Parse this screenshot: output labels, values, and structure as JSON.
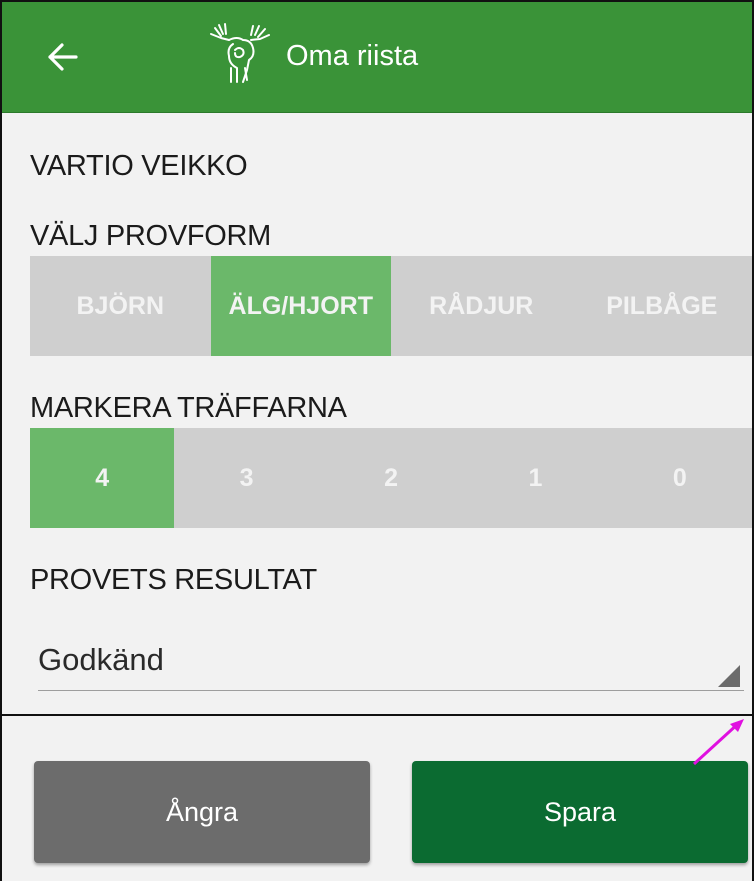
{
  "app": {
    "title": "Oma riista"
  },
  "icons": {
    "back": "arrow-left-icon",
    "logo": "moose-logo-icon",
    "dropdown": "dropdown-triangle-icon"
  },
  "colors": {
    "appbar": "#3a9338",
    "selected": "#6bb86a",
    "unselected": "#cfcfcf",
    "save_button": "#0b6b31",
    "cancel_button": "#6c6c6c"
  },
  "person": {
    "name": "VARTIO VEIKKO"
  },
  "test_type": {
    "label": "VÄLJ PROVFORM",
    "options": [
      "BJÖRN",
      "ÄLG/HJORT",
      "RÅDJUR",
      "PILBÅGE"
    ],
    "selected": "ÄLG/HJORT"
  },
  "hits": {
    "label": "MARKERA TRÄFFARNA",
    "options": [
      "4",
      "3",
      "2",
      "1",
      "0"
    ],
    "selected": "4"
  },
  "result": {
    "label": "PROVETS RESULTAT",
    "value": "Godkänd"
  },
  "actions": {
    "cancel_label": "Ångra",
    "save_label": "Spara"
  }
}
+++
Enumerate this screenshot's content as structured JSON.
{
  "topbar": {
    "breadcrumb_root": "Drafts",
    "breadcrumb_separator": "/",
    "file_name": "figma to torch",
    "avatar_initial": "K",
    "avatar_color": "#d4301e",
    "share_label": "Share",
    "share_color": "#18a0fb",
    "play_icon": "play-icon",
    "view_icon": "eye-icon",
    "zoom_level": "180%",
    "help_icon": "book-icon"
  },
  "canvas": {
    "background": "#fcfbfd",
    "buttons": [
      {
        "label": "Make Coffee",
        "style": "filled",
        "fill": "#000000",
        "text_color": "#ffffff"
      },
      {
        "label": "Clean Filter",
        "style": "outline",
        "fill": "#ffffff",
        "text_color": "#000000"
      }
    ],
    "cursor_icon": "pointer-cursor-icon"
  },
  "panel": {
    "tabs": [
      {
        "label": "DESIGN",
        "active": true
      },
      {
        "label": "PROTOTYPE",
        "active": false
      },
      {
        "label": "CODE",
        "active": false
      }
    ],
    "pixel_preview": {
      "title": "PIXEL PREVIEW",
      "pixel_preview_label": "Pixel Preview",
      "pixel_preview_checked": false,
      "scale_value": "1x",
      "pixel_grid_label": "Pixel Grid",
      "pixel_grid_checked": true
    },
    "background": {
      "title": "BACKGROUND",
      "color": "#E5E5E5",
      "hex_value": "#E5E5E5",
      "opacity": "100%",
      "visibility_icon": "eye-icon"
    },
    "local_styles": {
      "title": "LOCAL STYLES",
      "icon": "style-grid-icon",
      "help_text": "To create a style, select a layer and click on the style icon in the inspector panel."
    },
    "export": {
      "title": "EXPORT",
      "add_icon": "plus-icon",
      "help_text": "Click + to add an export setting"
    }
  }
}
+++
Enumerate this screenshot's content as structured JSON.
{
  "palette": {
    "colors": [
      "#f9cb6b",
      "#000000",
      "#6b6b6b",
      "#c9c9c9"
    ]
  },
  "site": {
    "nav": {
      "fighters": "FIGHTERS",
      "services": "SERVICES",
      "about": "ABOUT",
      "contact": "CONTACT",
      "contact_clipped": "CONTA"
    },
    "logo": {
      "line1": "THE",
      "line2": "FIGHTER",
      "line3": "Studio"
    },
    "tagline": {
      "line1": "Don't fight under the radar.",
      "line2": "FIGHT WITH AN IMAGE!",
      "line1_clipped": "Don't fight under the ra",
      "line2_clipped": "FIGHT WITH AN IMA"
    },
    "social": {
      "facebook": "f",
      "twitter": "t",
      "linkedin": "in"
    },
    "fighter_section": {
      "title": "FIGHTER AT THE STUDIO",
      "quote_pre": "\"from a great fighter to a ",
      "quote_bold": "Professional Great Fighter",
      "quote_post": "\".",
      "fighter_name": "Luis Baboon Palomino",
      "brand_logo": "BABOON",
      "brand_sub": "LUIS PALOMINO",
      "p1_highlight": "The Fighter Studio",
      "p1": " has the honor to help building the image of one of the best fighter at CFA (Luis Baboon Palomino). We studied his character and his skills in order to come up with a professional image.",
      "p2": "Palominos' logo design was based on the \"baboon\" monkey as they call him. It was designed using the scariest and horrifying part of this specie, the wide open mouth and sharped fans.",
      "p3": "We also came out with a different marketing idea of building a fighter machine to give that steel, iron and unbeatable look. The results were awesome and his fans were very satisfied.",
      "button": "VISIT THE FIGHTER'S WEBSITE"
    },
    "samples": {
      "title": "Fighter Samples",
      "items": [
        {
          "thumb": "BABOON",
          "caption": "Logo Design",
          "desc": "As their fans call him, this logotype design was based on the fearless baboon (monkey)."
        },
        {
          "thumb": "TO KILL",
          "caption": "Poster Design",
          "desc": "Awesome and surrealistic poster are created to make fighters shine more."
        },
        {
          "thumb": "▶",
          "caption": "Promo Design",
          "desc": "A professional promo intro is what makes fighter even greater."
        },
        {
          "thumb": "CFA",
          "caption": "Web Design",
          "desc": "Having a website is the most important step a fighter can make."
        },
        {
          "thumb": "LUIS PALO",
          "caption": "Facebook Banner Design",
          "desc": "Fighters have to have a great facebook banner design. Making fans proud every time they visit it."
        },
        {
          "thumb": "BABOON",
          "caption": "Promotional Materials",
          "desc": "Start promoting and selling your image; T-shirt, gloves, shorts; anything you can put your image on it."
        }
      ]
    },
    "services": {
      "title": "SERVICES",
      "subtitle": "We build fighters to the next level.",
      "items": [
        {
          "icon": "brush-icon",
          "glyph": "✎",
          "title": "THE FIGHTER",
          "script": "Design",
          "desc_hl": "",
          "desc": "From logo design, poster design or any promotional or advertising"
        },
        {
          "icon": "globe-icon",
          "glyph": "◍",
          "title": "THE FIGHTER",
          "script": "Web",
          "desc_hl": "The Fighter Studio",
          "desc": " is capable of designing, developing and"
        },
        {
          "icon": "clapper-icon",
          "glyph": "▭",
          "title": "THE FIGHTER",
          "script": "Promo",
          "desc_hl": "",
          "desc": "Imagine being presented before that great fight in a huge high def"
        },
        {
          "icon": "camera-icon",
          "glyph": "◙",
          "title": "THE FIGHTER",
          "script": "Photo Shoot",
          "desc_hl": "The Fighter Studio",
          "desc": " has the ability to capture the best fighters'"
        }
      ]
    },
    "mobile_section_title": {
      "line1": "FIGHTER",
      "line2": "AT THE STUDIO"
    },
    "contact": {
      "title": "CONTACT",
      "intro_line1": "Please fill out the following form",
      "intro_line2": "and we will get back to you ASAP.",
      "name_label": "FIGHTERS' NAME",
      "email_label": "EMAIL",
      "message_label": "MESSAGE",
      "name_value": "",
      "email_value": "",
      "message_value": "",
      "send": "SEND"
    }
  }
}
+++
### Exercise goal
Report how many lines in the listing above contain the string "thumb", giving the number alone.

### Task output
6